• What needs to be done
Down to the last line, output the records below exactly.

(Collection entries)
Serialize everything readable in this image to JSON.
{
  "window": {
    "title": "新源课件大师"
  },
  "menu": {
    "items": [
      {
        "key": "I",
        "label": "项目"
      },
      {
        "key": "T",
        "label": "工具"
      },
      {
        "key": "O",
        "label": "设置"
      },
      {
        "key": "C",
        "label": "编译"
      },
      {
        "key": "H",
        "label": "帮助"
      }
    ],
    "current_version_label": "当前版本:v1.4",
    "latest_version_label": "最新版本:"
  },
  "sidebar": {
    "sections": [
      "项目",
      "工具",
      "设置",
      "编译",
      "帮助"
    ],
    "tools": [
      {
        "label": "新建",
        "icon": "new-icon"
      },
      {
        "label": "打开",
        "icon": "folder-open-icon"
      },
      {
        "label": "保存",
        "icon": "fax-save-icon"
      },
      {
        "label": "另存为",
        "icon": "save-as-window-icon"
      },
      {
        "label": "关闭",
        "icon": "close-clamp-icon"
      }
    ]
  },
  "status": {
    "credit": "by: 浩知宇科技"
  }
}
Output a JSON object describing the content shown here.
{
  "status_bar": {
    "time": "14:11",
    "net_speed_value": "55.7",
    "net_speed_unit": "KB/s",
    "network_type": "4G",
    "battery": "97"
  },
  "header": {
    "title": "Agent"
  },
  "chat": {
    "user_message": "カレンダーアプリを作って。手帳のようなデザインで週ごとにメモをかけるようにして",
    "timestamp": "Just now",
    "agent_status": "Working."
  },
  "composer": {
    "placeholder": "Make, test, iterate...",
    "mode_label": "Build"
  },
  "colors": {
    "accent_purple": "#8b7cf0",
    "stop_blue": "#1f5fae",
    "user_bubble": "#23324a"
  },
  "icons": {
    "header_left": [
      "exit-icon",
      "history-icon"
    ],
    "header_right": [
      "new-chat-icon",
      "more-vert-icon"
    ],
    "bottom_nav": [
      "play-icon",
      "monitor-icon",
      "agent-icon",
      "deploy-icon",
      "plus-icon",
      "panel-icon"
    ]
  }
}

• Answer section
Serialize everything readable in this image to JSON.
{
  "window": {
    "title": "新源课件大师"
  },
  "menu": {
    "items": [
      {
        "key": "I",
        "label": "项目"
      },
      {
        "key": "T",
        "label": "工具"
      },
      {
        "key": "O",
        "label": "设置"
      },
      {
        "key": "C",
        "label": "编译"
      },
      {
        "key": "H",
        "label": "帮助"
      }
    ],
    "current_version_label": "当前版本:v1.4",
    "latest_version_label": "最新版本:"
  },
  "sidebar": {
    "sections": [
      "项目",
      "工具",
      "设置",
      "编译",
      "帮助"
    ],
    "tools": [
      {
        "label": "新建",
        "icon": "new-icon"
      },
      {
        "label": "打开",
        "icon": "folder-open-icon"
      },
      {
        "label": "保存",
        "icon": "fax-save-icon"
      },
      {
        "label": "另存为",
        "icon": "save-as-window-icon"
      },
      {
        "label": "关闭",
        "icon": "close-clamp-icon"
      }
    ]
  },
  "status": {
    "credit": "by: 浩知宇科技"
  }
}
Output a JSON object describing the content shown here.
{
  "status_bar": {
    "time": "14:11",
    "net_speed_value": "55.7",
    "net_speed_unit": "KB/s",
    "network_type": "4G",
    "battery": "97"
  },
  "header": {
    "title": "Agent"
  },
  "chat": {
    "user_message": "カレンダーアプリを作って。手帳のようなデザインで週ごとにメモをかけるようにして",
    "timestamp": "Just now",
    "agent_status": "Working."
  },
  "composer": {
    "placeholder": "Make, test, iterate...",
    "mode_label": "Build"
  },
  "colors": {
    "accent_purple": "#8b7cf0",
    "stop_blue": "#1f5fae",
    "user_bubble": "#23324a"
  },
  "icons": {
    "header_left": [
      "exit-icon",
      "history-icon"
    ],
    "header_right": [
      "new-chat-icon",
      "more-vert-icon"
    ],
    "bottom_nav": [
      "play-icon",
      "monitor-icon",
      "agent-icon",
      "deploy-icon",
      "plus-icon",
      "panel-icon"
    ]
  }
}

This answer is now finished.